Hi guys. I hate to intrude on the APRN thread, (I'm still a just a Pre req Nursing student) but after reading this thread I have a question. Can anyone tell me of any good websites that can tell me things like which states allow how much autonomy for APRN's? (Please don't suggest me checking all 50 state's BON websites...) I'm really exited that NY is introducing a Bill (though the AMA has a lot of lobbying money, so NP's aren't out of the woods yet) like this, as I'm from Brooklyn myself and this could provide the push for me to someday "go back home!"
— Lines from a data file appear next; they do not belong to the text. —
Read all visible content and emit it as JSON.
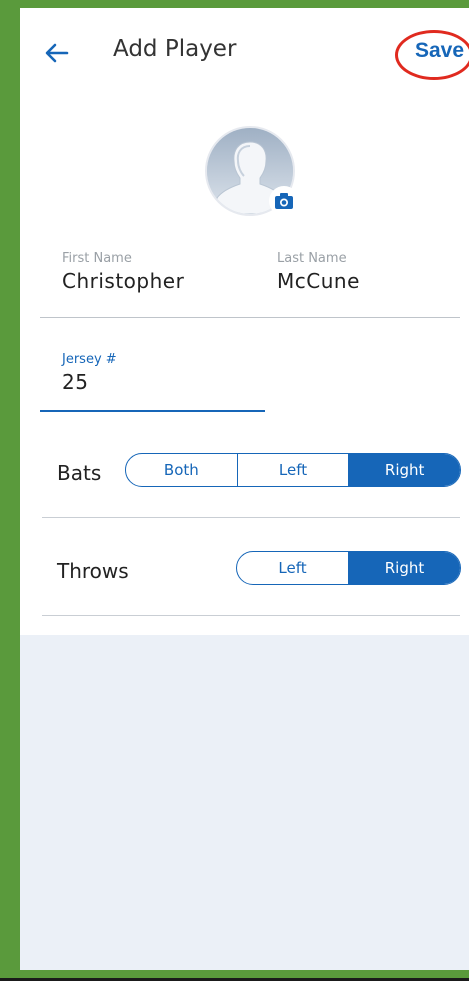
{
  "header": {
    "title": "Add Player",
    "save_label": "Save",
    "back_icon": "arrow-left-icon"
  },
  "avatar": {
    "icon": "person-silhouette-icon",
    "camera_icon": "camera-icon"
  },
  "form": {
    "first_name": {
      "label": "First Name",
      "value": "Christopher"
    },
    "last_name": {
      "label": "Last Name",
      "value": "McCune"
    },
    "jersey": {
      "label": "Jersey #",
      "value": "25"
    }
  },
  "bats": {
    "label": "Bats",
    "options": [
      "Both",
      "Left",
      "Right"
    ],
    "selected": "Right"
  },
  "throws": {
    "label": "Throws",
    "options": [
      "Left",
      "Right"
    ],
    "selected": "Right"
  },
  "colors": {
    "accent": "#1666b8",
    "annotation_ring": "#e02a1f",
    "frame": "#5a9a3c",
    "bottom_bg": "#ebf0f7"
  }
}
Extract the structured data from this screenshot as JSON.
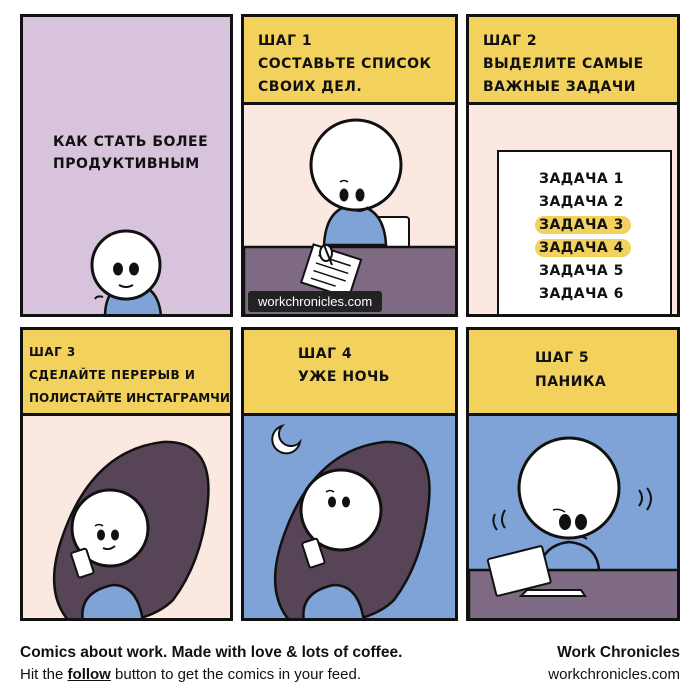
{
  "panels": {
    "p1": {
      "text_line1": "КАК СТАТЬ БОЛЕЕ",
      "text_line2": "ПРОДУКТИВНЫМ"
    },
    "p2": {
      "step": "ШАГ 1",
      "line1": "СОСТАВЬТЕ СПИСОК",
      "line2": "СВОИХ ДЕЛ.",
      "watermark": "workchronicles.com"
    },
    "p3": {
      "step": "ШАГ 2",
      "line1": "ВЫДЕЛИТЕ САМЫЕ",
      "line2": "ВАЖНЫЕ ЗАДАЧИ",
      "tasks": [
        "ЗАДАЧА 1",
        "ЗАДАЧА 2",
        "ЗАДАЧА 3",
        "ЗАДАЧА 4",
        "ЗАДАЧА 5",
        "ЗАДАЧА 6"
      ]
    },
    "p4": {
      "step": "ШАГ 3",
      "line1": "СДЕЛАЙТЕ ПЕРЕРЫВ И",
      "line2": "ПОЛИСТАЙТЕ ИНСТАГРАМЧИК"
    },
    "p5": {
      "step": "ШАГ 4",
      "line1": "УЖЕ НОЧЬ"
    },
    "p6": {
      "step": "ШАГ 5",
      "line1": "ПАНИКА"
    }
  },
  "footer": {
    "tagline": "Comics about work. Made with love & lots of coffee.",
    "hint_prefix": "Hit the ",
    "hint_follow": "follow",
    "hint_suffix": " button to get the comics in your feed.",
    "brand": "Work Chronicles",
    "site": "workchronicles.com"
  },
  "colors": {
    "caption": "#f2d15c",
    "panel1_bg": "#d7c3dc",
    "cream": "#fbe9e1",
    "night": "#7fa3d6",
    "desk": "#7e6a82",
    "highlight": "#f2d15c"
  }
}
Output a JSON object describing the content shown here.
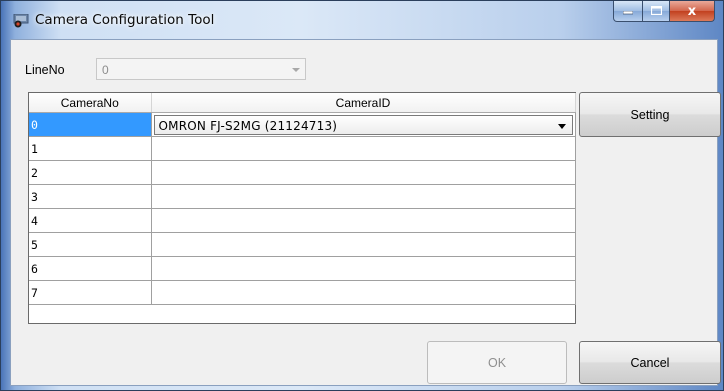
{
  "window": {
    "title": "Camera Configuration Tool",
    "title_icon": "camera-app-icon",
    "caption_buttons": [
      "minimize-icon",
      "maximize-icon",
      "close-icon"
    ],
    "close_glyph": "x"
  },
  "line": {
    "label": "LineNo",
    "value": "0"
  },
  "grid": {
    "columns": [
      "CameraNo",
      "CameraID"
    ],
    "rows": [
      {
        "no": "0",
        "id": "OMRON FJ-S2MG (21124713)"
      },
      {
        "no": "1",
        "id": ""
      },
      {
        "no": "2",
        "id": ""
      },
      {
        "no": "3",
        "id": ""
      },
      {
        "no": "4",
        "id": ""
      },
      {
        "no": "5",
        "id": ""
      },
      {
        "no": "6",
        "id": ""
      },
      {
        "no": "7",
        "id": ""
      }
    ]
  },
  "buttons": {
    "setting": "Setting",
    "ok": "OK",
    "cancel": "Cancel"
  },
  "colors": {
    "selection": "#3399ff",
    "close_button": "#c2401f"
  }
}
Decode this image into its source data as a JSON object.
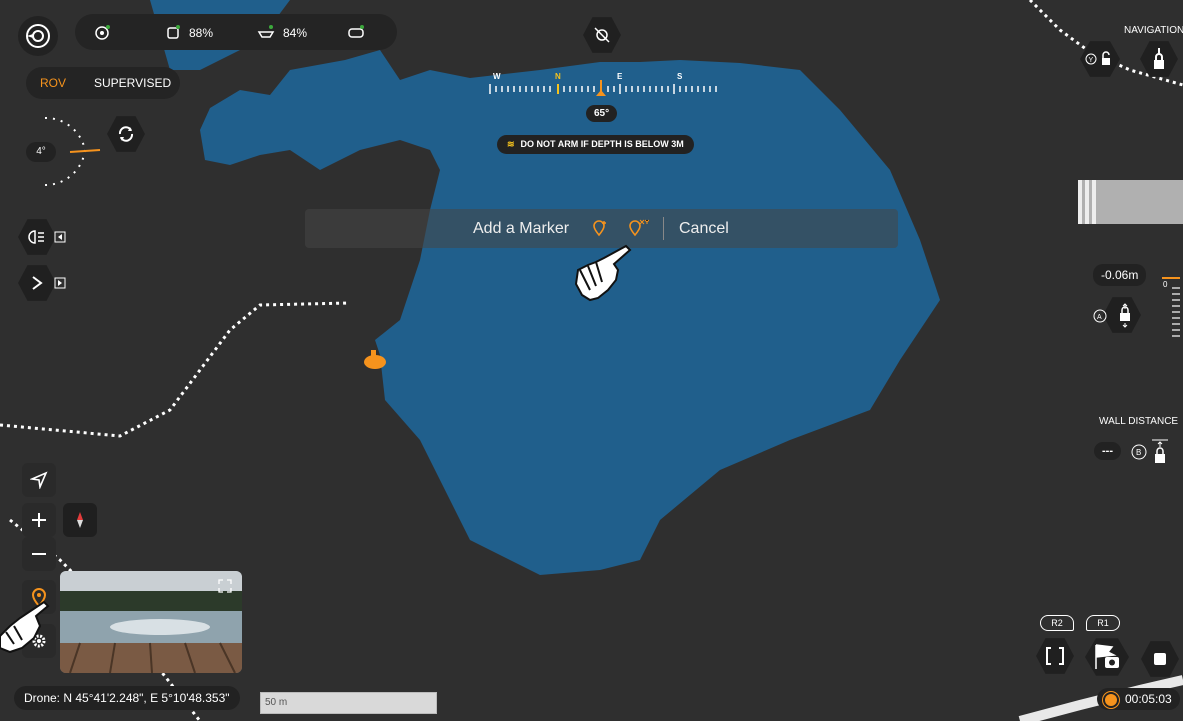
{
  "status_bar": {
    "battery_drone": "88%",
    "battery_boat": "84%"
  },
  "mode": {
    "rov": "ROV",
    "supervised": "SUPERVISED"
  },
  "tilt": {
    "angle": "4°"
  },
  "compass": {
    "labels": [
      "W",
      "N",
      "E",
      "S"
    ],
    "heading": "65°",
    "warning": "DO NOT ARM IF DEPTH IS BELOW 3M"
  },
  "marker_bar": {
    "title": "Add a Marker",
    "cancel": "Cancel"
  },
  "navigation": {
    "title": "NAVIGATION",
    "depth": "-0.06m",
    "depth_scale_zero": "0"
  },
  "wall_distance": {
    "title": "WALL DISTANCE",
    "value": "---"
  },
  "bottom": {
    "drone_position": "Drone: N 45°41'2.248\", E 5°10'48.353\"",
    "scale": "50 m",
    "timer": "00:05:03",
    "r2": "R2",
    "r1": "R1"
  },
  "icons": {
    "logo": "drone-logo-icon",
    "hand": "tap-hand-icon"
  },
  "colors": {
    "map_bg": "#2f2f2f",
    "water": "#205f8c",
    "accent": "#f6931d"
  }
}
Also, what do you guys think about the mandatory 3 years and 3600 hours experience requirement? I'm currently an HVAC tech, and fresh out of school it did help to ride with a more seasoned tech for a summer before going out on my own...Not saying HVAC is as complicated as the human body lol, but the analogy is sound-to me anyway. Do you think it is necessary? from my angle I don't see how it could hurt, but again, I'm not an NP so it isn't my place to say.
AANP has the most current map of NP practice environments across the 50 states. The green states have autonomous NP practice, the yellow states require written collaborative agreements with physicians, the red states require protocols that outline either delegation of advanced practice roles to an NP by physicians or supervision by a physician. The site also has quick links to state by state summary and quick access to the specific state's nurse practice act. Follow this link
NCSBN also has a similar map in their website's campaign for licensure and regulatory consensus among all the member BON's in the 50 states. Their map breaks down the practice environment for all APRN's (NP, CNS, CNM, CRNA) and distinguishes states with independent practice but not independent prescribing with those with full independent practice including independent prescribing. Follow this link
I also like the idea of having 3600 hours of practice prior to gaining independence. New NP's regardless of years of RN experience come out as novices. A supportive and mentoring relationship from an experienced provider makes a difference in role transition to a confident provider. The bill is calling for a physician to fill the role during that transition period.